EXERCISE INSTRUCTIONS
Take each line from the entries that holds "name" and copy it out.

┌──

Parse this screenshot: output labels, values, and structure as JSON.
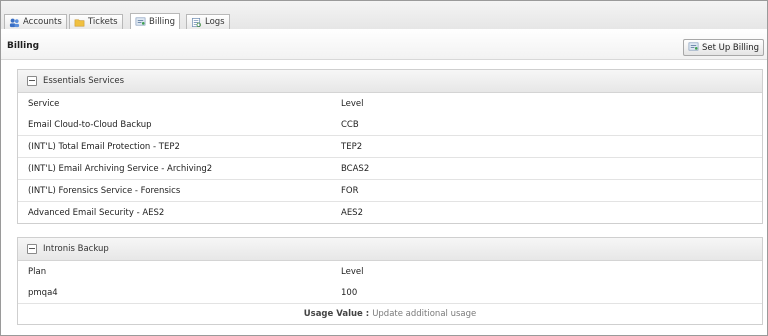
{
  "tabs": [
    {
      "label": "Accounts",
      "icon": "users-icon"
    },
    {
      "label": "Tickets",
      "icon": "folder-icon"
    },
    {
      "label": "Billing",
      "icon": "billing-icon",
      "active": true
    },
    {
      "label": "Logs",
      "icon": "logs-icon"
    }
  ],
  "header": {
    "title": "Billing",
    "setup_button": "Set Up Billing"
  },
  "essentials": {
    "title": "Essentials Services",
    "columns": {
      "service": "Service",
      "level": "Level"
    },
    "rows": [
      {
        "service": "Email Cloud-to-Cloud Backup",
        "level": "CCB"
      },
      {
        "service": "(INT'L) Total Email Protection - TEP2",
        "level": "TEP2"
      },
      {
        "service": "(INT'L) Email Archiving Service - Archiving2",
        "level": "BCAS2"
      },
      {
        "service": "(INT'L) Forensics Service - Forensics",
        "level": "FOR"
      },
      {
        "service": "Advanced Email Security - AES2",
        "level": "AES2"
      }
    ]
  },
  "intronis": {
    "title": "Intronis Backup",
    "columns": {
      "plan": "Plan",
      "level": "Level"
    },
    "rows": [
      {
        "plan": "pmqa4",
        "level": "100"
      }
    ],
    "usage_label": "Usage Value :",
    "usage_link": "Update additional usage"
  },
  "colors": {
    "border": "#cfcfcf",
    "header_bg": "#e7e7e7",
    "link": "#7a7a7a"
  }
}
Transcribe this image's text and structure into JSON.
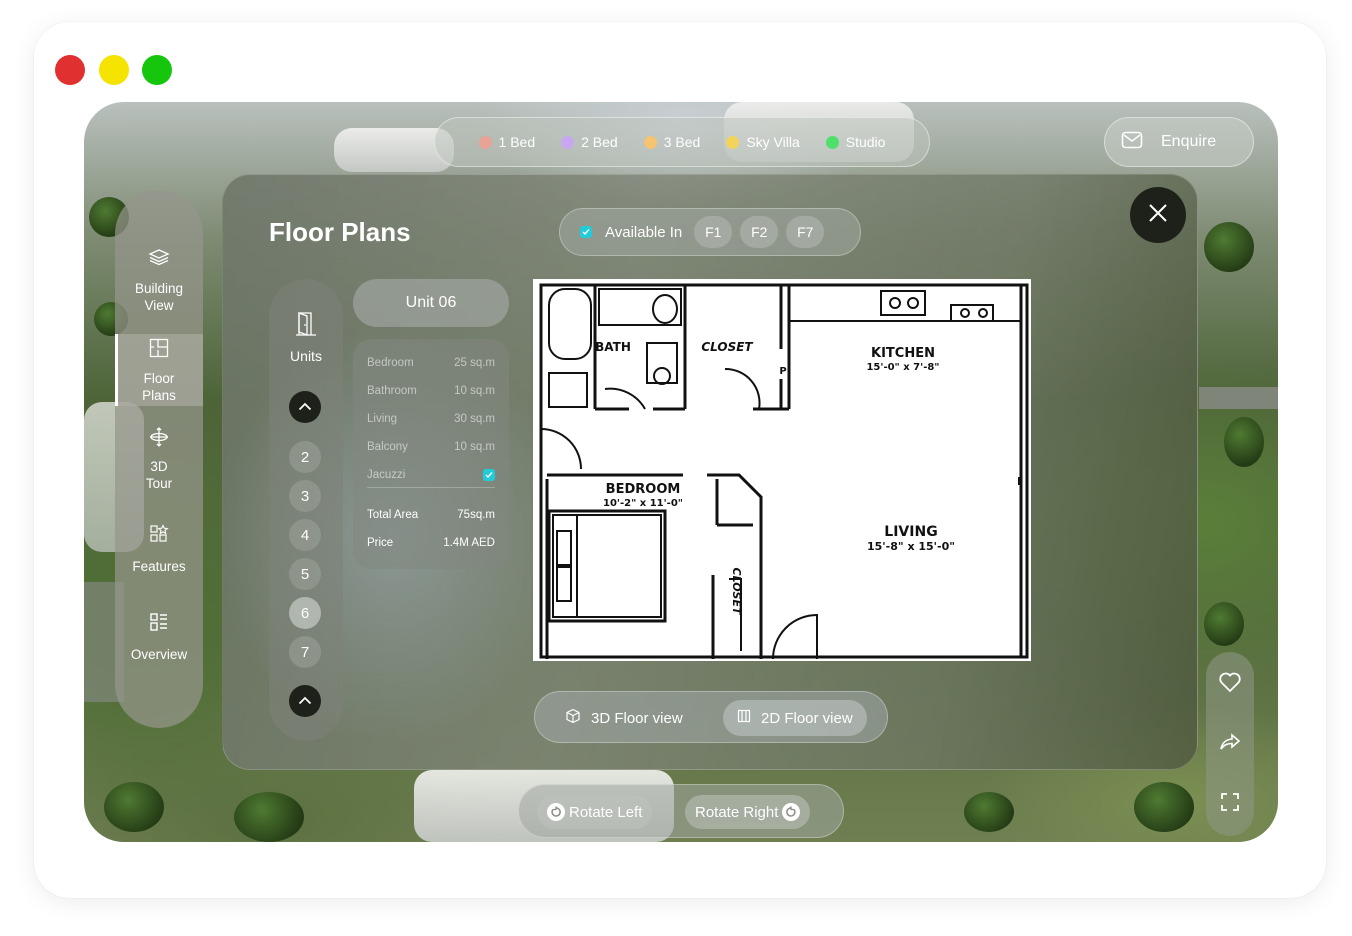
{
  "legend": [
    {
      "label": "1 Bed",
      "color": "#e8a394"
    },
    {
      "label": "2 Bed",
      "color": "#c9a7f0"
    },
    {
      "label": "3 Bed",
      "color": "#f5c372"
    },
    {
      "label": "Sky Villa",
      "color": "#f2d45c"
    },
    {
      "label": "Studio",
      "color": "#4fe06c"
    }
  ],
  "enquire_label": "Enquire",
  "sidebar": {
    "items": [
      {
        "label": "Building\nView",
        "icon": "layers-icon"
      },
      {
        "label": "Floor\nPlans",
        "icon": "floor-plan-icon"
      },
      {
        "label": "3D\nTour",
        "icon": "tour-3d-icon"
      },
      {
        "label": "Features",
        "icon": "features-icon"
      },
      {
        "label": "Overview",
        "icon": "overview-icon"
      }
    ]
  },
  "panel": {
    "title": "Floor Plans",
    "available_label": "Available In",
    "floors": [
      "F1",
      "F2",
      "F7"
    ]
  },
  "units": {
    "label": "Units",
    "numbers": [
      "2",
      "3",
      "4",
      "5",
      "6",
      "7"
    ],
    "selected": "6"
  },
  "unit": {
    "name": "Unit 06",
    "rooms": [
      {
        "name": "Bedroom",
        "value": "25 sq.m"
      },
      {
        "name": "Bathroom",
        "value": "10 sq.m"
      },
      {
        "name": "Living",
        "value": "30 sq.m"
      },
      {
        "name": "Balcony",
        "value": "10 sq.m"
      },
      {
        "name": "Jacuzzi",
        "value": ""
      }
    ],
    "total_label": "Total Area",
    "total_value": "75sq.m",
    "price_label": "Price",
    "price_value": "1.4M AED"
  },
  "plan": {
    "bath": "BATH",
    "closet_top": "CLOSET",
    "kitchen": "KITCHEN",
    "kitchen_dim": "15'-0\" x 7'-8\"",
    "pantry": "P",
    "bedroom": "BEDROOM",
    "bedroom_dim": "10'-2\" x 11'-0\"",
    "closet_side": "CLOSET",
    "living": "LIVING",
    "living_dim": "15'-8\" x 15'-0\""
  },
  "view_toggle": {
    "view_3d": "3D Floor view",
    "view_2d": "2D Floor view"
  },
  "rotate": {
    "left": "Rotate Left",
    "right": "Rotate Right"
  },
  "colors": {
    "accent": "#22cbd8",
    "dark": "#1e2119"
  }
}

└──

RESPONSE TO THE TASK
    "name": "Unit 06",
        "name": "Bedroom",
        "name": "Bathroom",
        "name": "Living",
        "name": "Balcony",
        "name": "Jacuzzi",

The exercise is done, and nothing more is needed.